> _WORK ITEM_: List all lines of the data containing the word "Access".

> _Dataset entries_:
________________

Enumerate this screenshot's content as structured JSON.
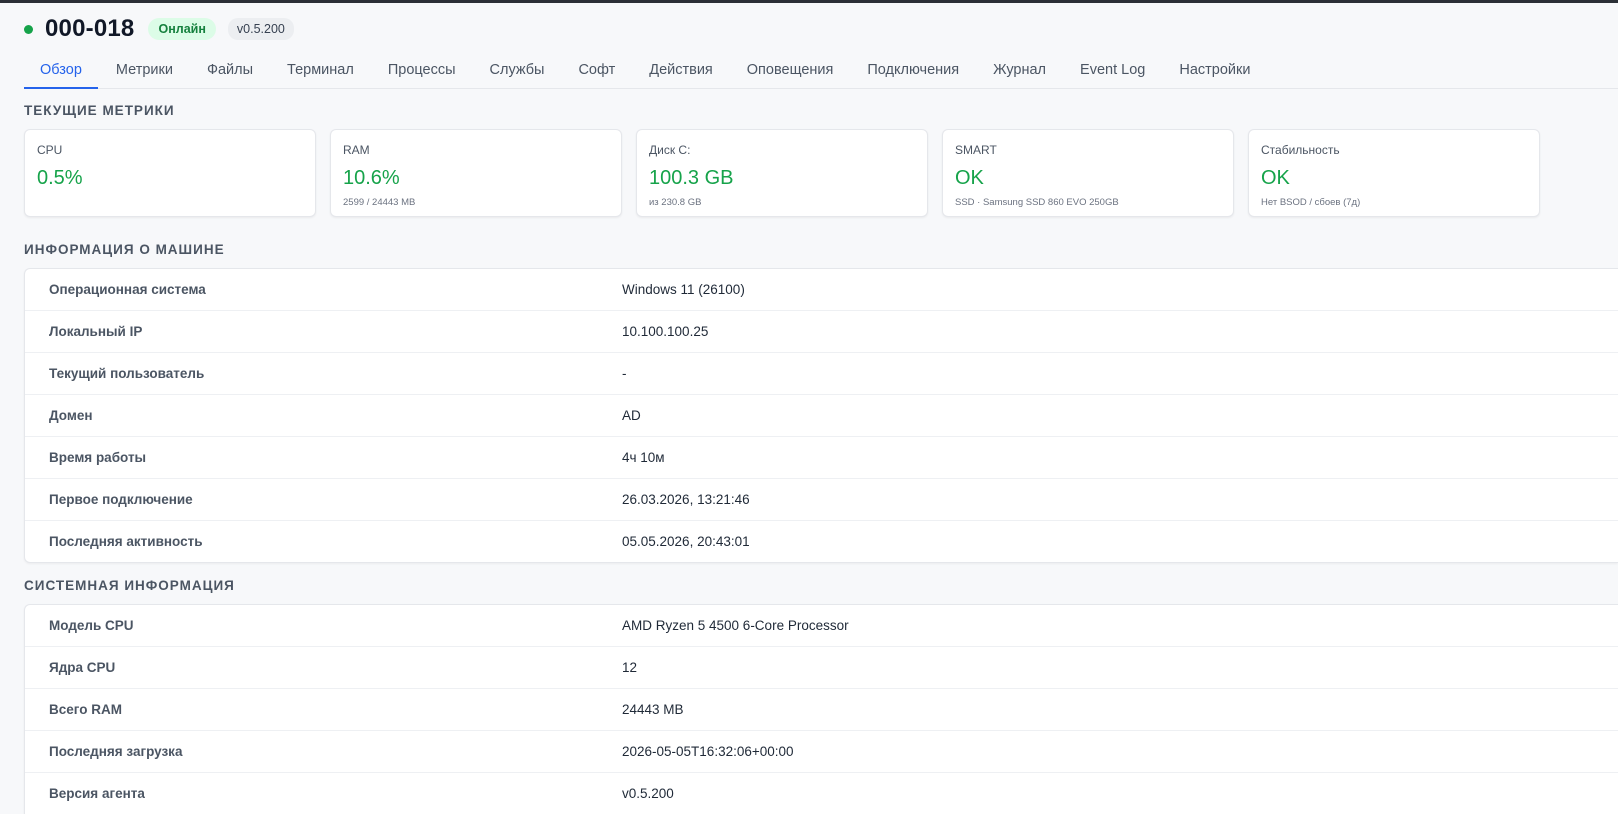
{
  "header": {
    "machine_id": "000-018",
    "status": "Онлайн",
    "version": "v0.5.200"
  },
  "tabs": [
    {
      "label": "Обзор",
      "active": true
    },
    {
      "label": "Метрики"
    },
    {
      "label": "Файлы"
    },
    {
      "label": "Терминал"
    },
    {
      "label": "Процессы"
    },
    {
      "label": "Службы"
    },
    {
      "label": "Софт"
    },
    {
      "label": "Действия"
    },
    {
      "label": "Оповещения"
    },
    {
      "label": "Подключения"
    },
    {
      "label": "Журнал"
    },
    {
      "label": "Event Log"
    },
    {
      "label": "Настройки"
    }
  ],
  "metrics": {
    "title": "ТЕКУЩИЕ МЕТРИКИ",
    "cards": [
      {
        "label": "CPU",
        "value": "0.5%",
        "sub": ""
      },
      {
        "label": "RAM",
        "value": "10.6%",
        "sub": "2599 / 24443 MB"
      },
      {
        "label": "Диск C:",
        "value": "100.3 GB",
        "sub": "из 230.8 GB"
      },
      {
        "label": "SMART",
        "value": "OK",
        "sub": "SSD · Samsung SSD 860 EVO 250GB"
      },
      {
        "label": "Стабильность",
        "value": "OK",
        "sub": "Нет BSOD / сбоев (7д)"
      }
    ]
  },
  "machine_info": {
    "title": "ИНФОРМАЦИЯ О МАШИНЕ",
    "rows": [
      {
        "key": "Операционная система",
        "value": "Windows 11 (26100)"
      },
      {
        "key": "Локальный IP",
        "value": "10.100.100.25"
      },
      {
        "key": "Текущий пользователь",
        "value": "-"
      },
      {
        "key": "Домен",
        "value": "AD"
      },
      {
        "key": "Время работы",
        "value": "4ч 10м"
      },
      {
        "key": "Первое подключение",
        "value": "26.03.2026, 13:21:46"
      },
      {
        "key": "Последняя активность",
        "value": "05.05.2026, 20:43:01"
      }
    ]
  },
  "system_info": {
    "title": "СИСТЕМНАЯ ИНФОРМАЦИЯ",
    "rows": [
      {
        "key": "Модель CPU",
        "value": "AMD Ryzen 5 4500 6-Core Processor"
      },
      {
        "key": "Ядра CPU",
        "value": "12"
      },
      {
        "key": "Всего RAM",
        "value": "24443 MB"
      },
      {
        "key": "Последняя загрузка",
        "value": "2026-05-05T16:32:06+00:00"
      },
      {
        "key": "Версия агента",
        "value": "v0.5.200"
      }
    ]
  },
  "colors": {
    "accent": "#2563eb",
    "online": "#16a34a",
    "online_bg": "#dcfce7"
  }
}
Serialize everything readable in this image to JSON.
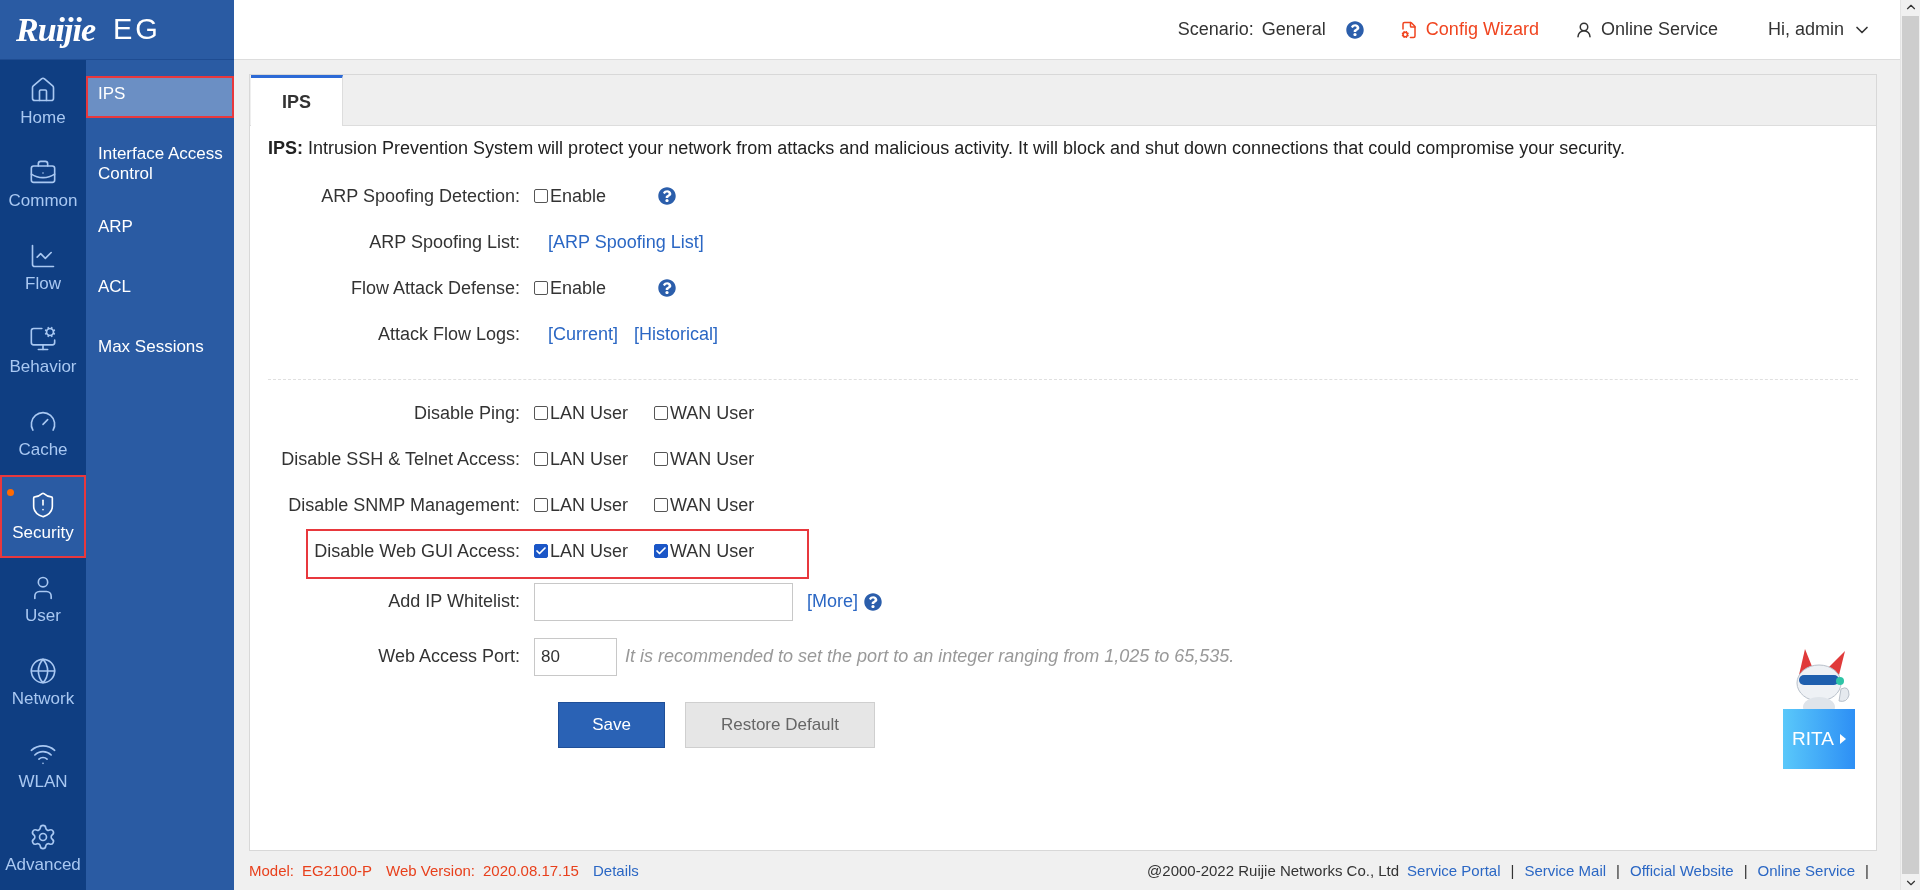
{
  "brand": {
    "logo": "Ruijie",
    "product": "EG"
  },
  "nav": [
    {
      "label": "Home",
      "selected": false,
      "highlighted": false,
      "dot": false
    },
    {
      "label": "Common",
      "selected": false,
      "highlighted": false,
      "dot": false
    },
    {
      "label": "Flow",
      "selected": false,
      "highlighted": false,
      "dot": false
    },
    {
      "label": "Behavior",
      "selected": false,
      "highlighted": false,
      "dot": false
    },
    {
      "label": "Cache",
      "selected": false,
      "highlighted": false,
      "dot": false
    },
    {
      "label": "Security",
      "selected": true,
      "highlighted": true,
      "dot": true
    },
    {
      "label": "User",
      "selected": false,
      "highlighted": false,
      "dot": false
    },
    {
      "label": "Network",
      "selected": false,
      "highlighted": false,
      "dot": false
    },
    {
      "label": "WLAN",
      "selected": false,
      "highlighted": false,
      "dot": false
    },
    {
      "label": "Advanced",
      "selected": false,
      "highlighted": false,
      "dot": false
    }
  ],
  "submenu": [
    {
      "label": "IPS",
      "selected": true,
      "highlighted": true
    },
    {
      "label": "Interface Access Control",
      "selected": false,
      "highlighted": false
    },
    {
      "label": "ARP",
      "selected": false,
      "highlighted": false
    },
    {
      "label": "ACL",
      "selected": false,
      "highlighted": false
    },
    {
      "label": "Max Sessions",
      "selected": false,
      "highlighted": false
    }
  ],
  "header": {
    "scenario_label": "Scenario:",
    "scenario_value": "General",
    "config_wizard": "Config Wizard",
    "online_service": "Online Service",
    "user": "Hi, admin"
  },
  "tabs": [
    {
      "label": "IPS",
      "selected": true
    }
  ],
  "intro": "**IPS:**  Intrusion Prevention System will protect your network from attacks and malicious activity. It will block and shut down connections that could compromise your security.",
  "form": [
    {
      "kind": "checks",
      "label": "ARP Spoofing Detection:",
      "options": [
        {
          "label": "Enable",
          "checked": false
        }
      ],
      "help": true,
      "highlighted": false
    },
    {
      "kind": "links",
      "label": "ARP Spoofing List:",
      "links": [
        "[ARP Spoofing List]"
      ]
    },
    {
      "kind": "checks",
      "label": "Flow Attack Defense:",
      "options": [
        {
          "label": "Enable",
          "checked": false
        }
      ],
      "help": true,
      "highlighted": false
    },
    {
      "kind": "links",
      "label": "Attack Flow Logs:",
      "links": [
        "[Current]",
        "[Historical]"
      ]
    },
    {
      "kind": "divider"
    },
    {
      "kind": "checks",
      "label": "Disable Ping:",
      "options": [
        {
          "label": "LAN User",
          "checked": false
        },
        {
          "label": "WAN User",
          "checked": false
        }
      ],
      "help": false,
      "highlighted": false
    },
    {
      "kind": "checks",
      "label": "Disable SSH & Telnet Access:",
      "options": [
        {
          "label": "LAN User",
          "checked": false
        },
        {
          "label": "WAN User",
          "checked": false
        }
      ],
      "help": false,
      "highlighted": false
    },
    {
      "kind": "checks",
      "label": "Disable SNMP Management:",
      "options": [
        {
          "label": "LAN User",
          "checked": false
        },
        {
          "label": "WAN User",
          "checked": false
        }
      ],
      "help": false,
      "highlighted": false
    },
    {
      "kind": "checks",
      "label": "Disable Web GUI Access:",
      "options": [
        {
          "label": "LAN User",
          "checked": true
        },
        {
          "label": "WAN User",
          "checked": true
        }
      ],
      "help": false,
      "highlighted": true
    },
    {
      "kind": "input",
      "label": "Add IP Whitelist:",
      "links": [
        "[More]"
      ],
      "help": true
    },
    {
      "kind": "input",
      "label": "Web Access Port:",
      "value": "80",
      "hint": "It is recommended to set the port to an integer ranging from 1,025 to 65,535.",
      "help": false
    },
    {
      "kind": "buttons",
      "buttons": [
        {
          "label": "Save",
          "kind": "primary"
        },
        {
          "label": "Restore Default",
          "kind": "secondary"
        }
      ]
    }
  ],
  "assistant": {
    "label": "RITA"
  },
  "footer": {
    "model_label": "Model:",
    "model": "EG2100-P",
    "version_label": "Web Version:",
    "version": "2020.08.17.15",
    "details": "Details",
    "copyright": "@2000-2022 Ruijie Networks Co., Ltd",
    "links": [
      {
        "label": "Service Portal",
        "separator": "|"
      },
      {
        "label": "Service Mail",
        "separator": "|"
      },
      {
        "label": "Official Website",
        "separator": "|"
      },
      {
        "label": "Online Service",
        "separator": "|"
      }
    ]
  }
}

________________

> _COMPLETED TASK_:
      "label": "Interface Access Control",
      "label": "Disable SSH & Telnet Access:",
      "label": "Disable Web GUI Access:",
      "label": "Web Access Port:",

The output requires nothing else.